** Given records follows **

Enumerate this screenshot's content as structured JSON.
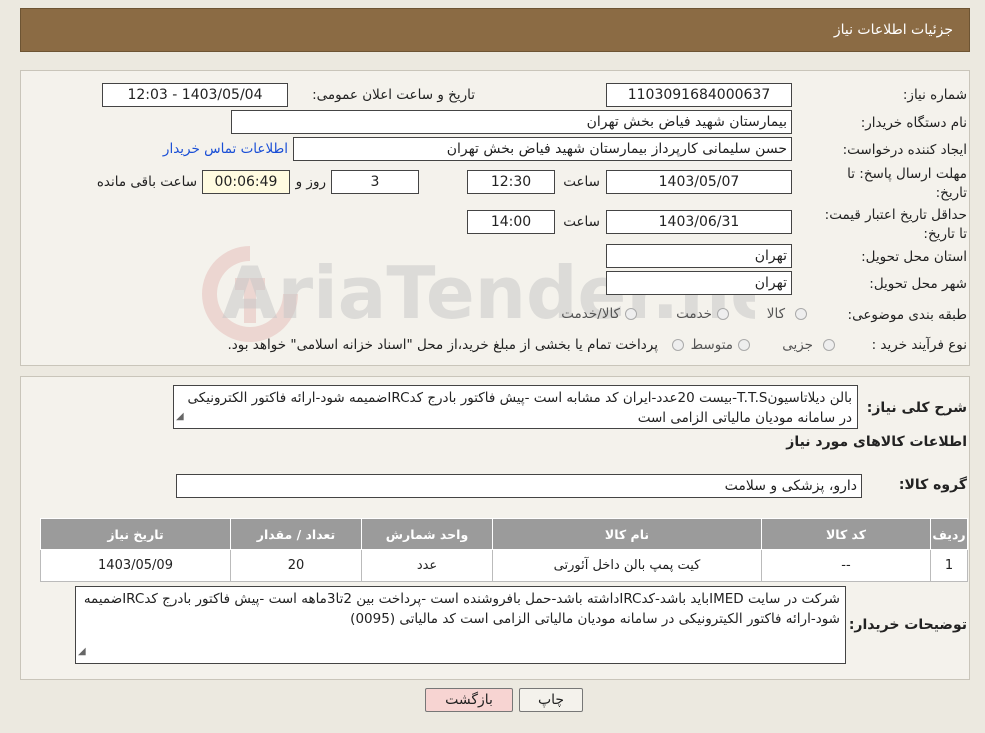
{
  "header": {
    "title": "جزئیات اطلاعات نیاز"
  },
  "form": {
    "need_number_label": "شماره نیاز:",
    "need_number": "1103091684000637",
    "announce_label": "تاریخ و ساعت اعلان عمومی:",
    "announce_value": "1403/05/04 - 12:03",
    "buyer_label": "نام دستگاه خریدار:",
    "buyer_value": "بیمارستان شهید فیاض بخش تهران",
    "creator_label": "ایجاد کننده درخواست:",
    "creator_value": "حسن سلیمانی کارپرداز بیمارستان شهید فیاض بخش تهران",
    "contact_link": "اطلاعات تماس خریدار",
    "deadline_label": "مهلت ارسال پاسخ: تا تاریخ:",
    "deadline_date": "1403/05/07",
    "time_label": "ساعت",
    "deadline_time": "12:30",
    "days_value": "3",
    "days_label": "روز و",
    "timer_value": "00:06:49",
    "remaining_label": "ساعت باقی مانده",
    "validity_label": "حداقل تاریخ اعتبار قیمت: تا تاریخ:",
    "validity_date": "1403/06/31",
    "validity_time": "14:00",
    "province_label": "استان محل تحویل:",
    "province_value": "تهران",
    "city_label": "شهر محل تحویل:",
    "city_value": "تهران",
    "category_label": "طبقه بندی موضوعی:",
    "category_options": [
      "کالا",
      "خدمت",
      "کالا/خدمت"
    ],
    "process_label": "نوع فرآیند خرید :",
    "process_options": [
      "جزیی",
      "متوسط"
    ],
    "payment_note": "پرداخت تمام یا بخشی از مبلغ خرید،از محل \"اسناد خزانه اسلامی\" خواهد بود."
  },
  "description": {
    "label": "شرح کلی نیاز:",
    "text": "بالن دیلاتاسیونT.T.S-بیست 20عدد-ایران کد مشابه است -پیش فاکتور بادرج کدIRCضمیمه شود-ارائه فاکتور الکترونیکی در سامانه مودیان مالیاتی الزامی است"
  },
  "goods": {
    "section_title": "اطلاعات کالاهای مورد نیاز",
    "group_label": "گروه کالا:",
    "group_value": "دارو، پزشکی و سلامت",
    "columns": [
      "ردیف",
      "کد کالا",
      "نام کالا",
      "واحد شمارش",
      "تعداد / مقدار",
      "تاریخ نیاز"
    ],
    "rows": [
      {
        "row": "1",
        "code": "--",
        "name": "کیت پمپ بالن داخل آئورتی",
        "unit": "عدد",
        "qty": "20",
        "date": "1403/05/09"
      }
    ]
  },
  "buyer_notes": {
    "label": "توضیحات خریدار:",
    "text": "شرکت در سایت IMEDباید باشد-کدIRCداشته باشد-حمل بافروشنده است -پرداخت بین 2تا3ماهه است -پیش فاکتور بادرج کدIRCضمیمه شود-ارائه فاکتور الکیترونیکی در سامانه مودیان مالیاتی الزامی است کد مالیاتی (0095)"
  },
  "buttons": {
    "print": "چاپ",
    "back": "بازگشت"
  },
  "colors": {
    "header_bg": "#8b6b44",
    "table_header_bg": "#9b9b9b",
    "link": "#1a4fd6",
    "back_button_bg": "#f7d4d2"
  }
}
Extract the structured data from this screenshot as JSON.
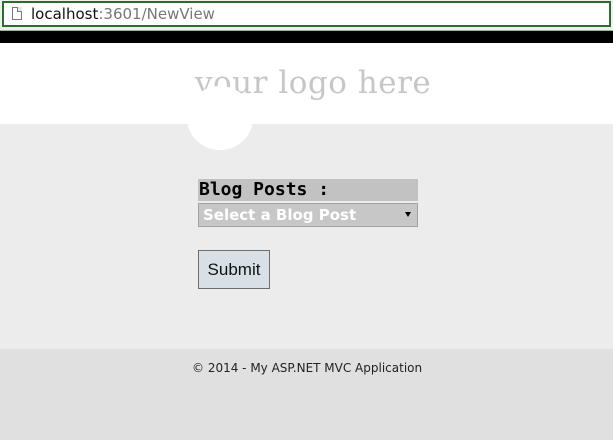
{
  "browser": {
    "url_host": "localhost",
    "url_rest": ":3601/NewView",
    "page_icon": "page-icon"
  },
  "header": {
    "logo_text": "your logo here"
  },
  "form": {
    "posts_label": "Blog Posts :",
    "select_value": "Select a Blog Post",
    "submit_label": "Submit"
  },
  "footer": {
    "copyright": "© 2014 - My ASP.NET MVC Application"
  },
  "colors": {
    "url_border": "#2e6b30",
    "header_bg": "#ffffff",
    "main_bg": "#ececec",
    "footer_bg": "#e0e0e0",
    "button_bg": "#d8e0e6"
  }
}
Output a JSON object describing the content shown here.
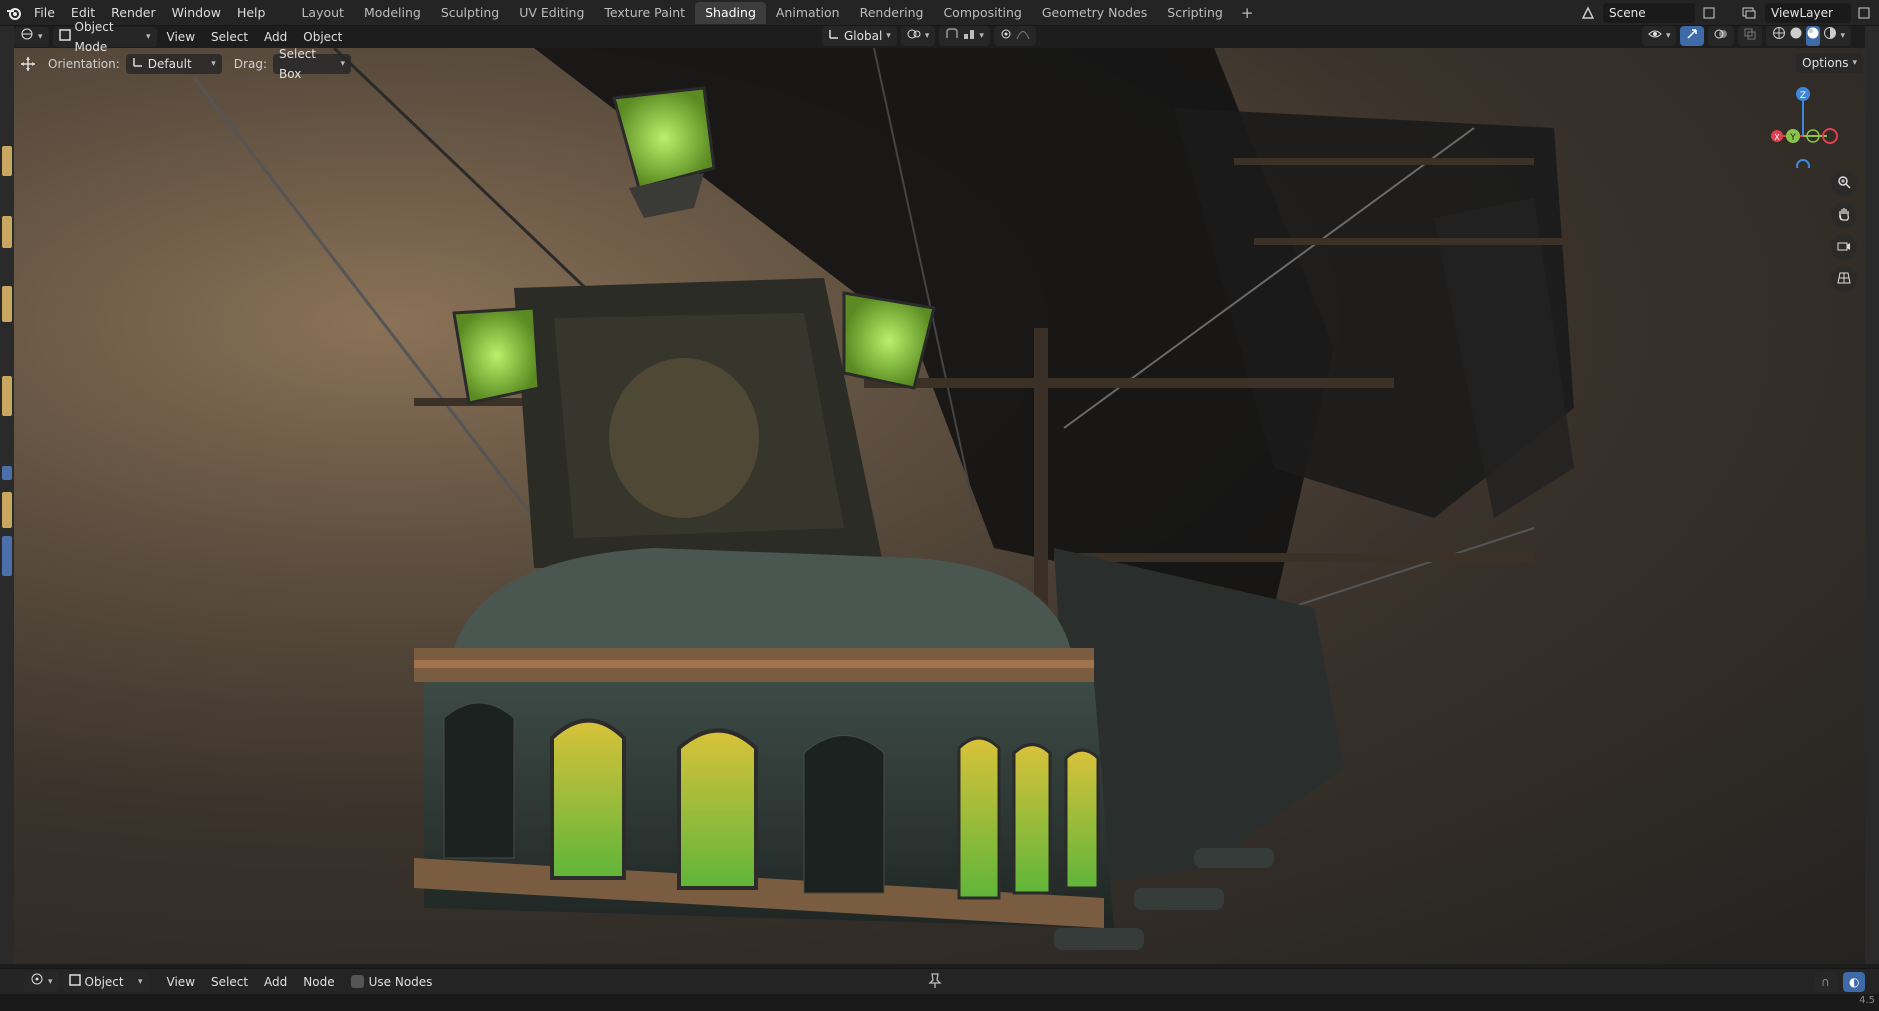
{
  "menu": {
    "items": [
      "File",
      "Edit",
      "Render",
      "Window",
      "Help"
    ]
  },
  "workspaces": {
    "tabs": [
      "Layout",
      "Modeling",
      "Sculpting",
      "UV Editing",
      "Texture Paint",
      "Shading",
      "Animation",
      "Rendering",
      "Compositing",
      "Geometry Nodes",
      "Scripting"
    ],
    "active": "Shading",
    "add_label": "+"
  },
  "top_right": {
    "scene_label": "Scene",
    "view_layer_label": "ViewLayer"
  },
  "viewport_header": {
    "mode": "Object Mode",
    "menus": [
      "View",
      "Select",
      "Add",
      "Object"
    ],
    "transform_orientation": "Global"
  },
  "tool_settings": {
    "orientation_label": "Orientation:",
    "orientation_value": "Default",
    "drag_label": "Drag:",
    "drag_value": "Select Box",
    "options_label": "Options"
  },
  "gizmo": {
    "z_label": "Z",
    "y_label": "Y",
    "x_label": "X",
    "colors": {
      "x": "#e0404f",
      "y": "#8bc34a",
      "z": "#3d87d8"
    }
  },
  "bottom_header": {
    "context": "Object",
    "menus": [
      "View",
      "Select",
      "Add",
      "Node"
    ],
    "use_nodes_label": "Use Nodes"
  },
  "status": {
    "version_fragment": "4.5"
  },
  "icons": [
    "blender-logo-icon",
    "editor-type-icon",
    "object-mode-icon",
    "orientation-icon",
    "snap-icon",
    "proportional-icon",
    "overlay-icon",
    "shading-solid-icon",
    "shading-material-icon",
    "shading-rendered-icon",
    "zoom-icon",
    "hand-icon",
    "camera-icon",
    "grid-icon",
    "pin-icon"
  ]
}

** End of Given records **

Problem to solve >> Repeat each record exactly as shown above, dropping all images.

Expected output >>
Enumerate this screenshot's content as structured JSON.
{
  "header": {
    "title": "جزئیات اطلاعات نیاز"
  },
  "form": {
    "need_number_label": "شماره نیاز:",
    "need_number": "1103091684000637",
    "announce_label": "تاریخ و ساعت اعلان عمومی:",
    "announce_value": "1403/05/04 - 12:03",
    "buyer_label": "نام دستگاه خریدار:",
    "buyer_value": "بیمارستان شهید فیاض بخش تهران",
    "creator_label": "ایجاد کننده درخواست:",
    "creator_value": "حسن سلیمانی کارپرداز بیمارستان شهید فیاض بخش تهران",
    "contact_link": "اطلاعات تماس خریدار",
    "deadline_label": "مهلت ارسال پاسخ: تا تاریخ:",
    "deadline_date": "1403/05/07",
    "time_label": "ساعت",
    "deadline_time": "12:30",
    "days_value": "3",
    "days_label": "روز و",
    "timer_value": "00:06:49",
    "remaining_label": "ساعت باقی مانده",
    "validity_label": "حداقل تاریخ اعتبار قیمت: تا تاریخ:",
    "validity_date": "1403/06/31",
    "validity_time": "14:00",
    "province_label": "استان محل تحویل:",
    "province_value": "تهران",
    "city_label": "شهر محل تحویل:",
    "city_value": "تهران",
    "category_label": "طبقه بندی موضوعی:",
    "category_options": [
      "کالا",
      "خدمت",
      "کالا/خدمت"
    ],
    "process_label": "نوع فرآیند خرید :",
    "process_options": [
      "جزیی",
      "متوسط"
    ],
    "payment_note": "پرداخت تمام یا بخشی از مبلغ خرید،از محل \"اسناد خزانه اسلامی\" خواهد بود."
  },
  "description": {
    "label": "شرح کلی نیاز:",
    "text": "بالن دیلاتاسیونT.T.S-بیست 20عدد-ایران کد مشابه است -پیش فاکتور بادرج کدIRCضمیمه شود-ارائه فاکتور الکترونیکی در سامانه مودیان مالیاتی الزامی است"
  },
  "goods": {
    "section_title": "اطلاعات کالاهای مورد نیاز",
    "group_label": "گروه کالا:",
    "group_value": "دارو، پزشکی و سلامت",
    "columns": [
      "ردیف",
      "کد کالا",
      "نام کالا",
      "واحد شمارش",
      "تعداد / مقدار",
      "تاریخ نیاز"
    ],
    "rows": [
      {
        "row": "1",
        "code": "--",
        "name": "کیت پمپ بالن داخل آئورتی",
        "unit": "عدد",
        "qty": "20",
        "date": "1403/05/09"
      }
    ]
  },
  "buyer_notes": {
    "label": "توضیحات خریدار:",
    "text": "شرکت در سایت IMEDباید باشد-کدIRCداشته باشد-حمل بافروشنده است -پرداخت بین 2تا3ماهه است -پیش فاکتور بادرج کدIRCضمیمه شود-ارائه فاکتور الکیترونیکی در سامانه مودیان مالیاتی الزامی است کد مالیاتی (0095)"
  },
  "buttons": {
    "print": "چاپ",
    "back": "بازگشت"
  },
  "colors": {
    "header_bg": "#8b6b44",
    "table_header_bg": "#9b9b9b",
    "link": "#1a4fd6",
    "back_button_bg": "#f7d4d2"
  }
}
Extract the structured data from this screenshot as JSON.
{
  "browser": {
    "url_host": "localhost",
    "url_rest": ":3601/NewView",
    "page_icon": "page-icon"
  },
  "header": {
    "logo_text": "your logo here"
  },
  "form": {
    "posts_label": "Blog Posts :",
    "select_value": "Select a Blog Post",
    "submit_label": "Submit"
  },
  "footer": {
    "copyright": "© 2014 - My ASP.NET MVC Application"
  },
  "colors": {
    "url_border": "#2e6b30",
    "header_bg": "#ffffff",
    "main_bg": "#ececec",
    "footer_bg": "#e0e0e0",
    "button_bg": "#d8e0e6"
  }
}
Output a JSON object describing the content shown here.
{
  "menu": {
    "items": [
      "File",
      "Edit",
      "Render",
      "Window",
      "Help"
    ]
  },
  "workspaces": {
    "tabs": [
      "Layout",
      "Modeling",
      "Sculpting",
      "UV Editing",
      "Texture Paint",
      "Shading",
      "Animation",
      "Rendering",
      "Compositing",
      "Geometry Nodes",
      "Scripting"
    ],
    "active": "Shading",
    "add_label": "+"
  },
  "top_right": {
    "scene_label": "Scene",
    "view_layer_label": "ViewLayer"
  },
  "viewport_header": {
    "mode": "Object Mode",
    "menus": [
      "View",
      "Select",
      "Add",
      "Object"
    ],
    "transform_orientation": "Global"
  },
  "tool_settings": {
    "orientation_label": "Orientation:",
    "orientation_value": "Default",
    "drag_label": "Drag:",
    "drag_value": "Select Box",
    "options_label": "Options"
  },
  "gizmo": {
    "z_label": "Z",
    "y_label": "Y",
    "x_label": "X",
    "colors": {
      "x": "#e0404f",
      "y": "#8bc34a",
      "z": "#3d87d8"
    }
  },
  "bottom_header": {
    "context": "Object",
    "menus": [
      "View",
      "Select",
      "Add",
      "Node"
    ],
    "use_nodes_label": "Use Nodes"
  },
  "status": {
    "version_fragment": "4.5"
  },
  "icons": [
    "blender-logo-icon",
    "editor-type-icon",
    "object-mode-icon",
    "orientation-icon",
    "snap-icon",
    "proportional-icon",
    "overlay-icon",
    "shading-solid-icon",
    "shading-material-icon",
    "shading-rendered-icon",
    "zoom-icon",
    "hand-icon",
    "camera-icon",
    "grid-icon",
    "pin-icon"
  ]
}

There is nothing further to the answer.